Pull out all lines from the listing below in which the word "Footer" appears.

#####

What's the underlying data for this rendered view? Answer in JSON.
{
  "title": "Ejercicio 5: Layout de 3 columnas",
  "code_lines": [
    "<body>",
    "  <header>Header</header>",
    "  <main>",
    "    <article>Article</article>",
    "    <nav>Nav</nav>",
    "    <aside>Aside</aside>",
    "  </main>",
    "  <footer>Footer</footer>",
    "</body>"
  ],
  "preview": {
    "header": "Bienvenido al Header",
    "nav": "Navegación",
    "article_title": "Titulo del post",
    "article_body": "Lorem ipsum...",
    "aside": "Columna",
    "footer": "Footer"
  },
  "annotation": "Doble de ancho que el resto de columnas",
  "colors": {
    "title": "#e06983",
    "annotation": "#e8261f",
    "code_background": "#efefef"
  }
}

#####

*OUTPUT OF THE EXERCISE*
    "  <footer>Footer</footer>",
    "footer": "Footer"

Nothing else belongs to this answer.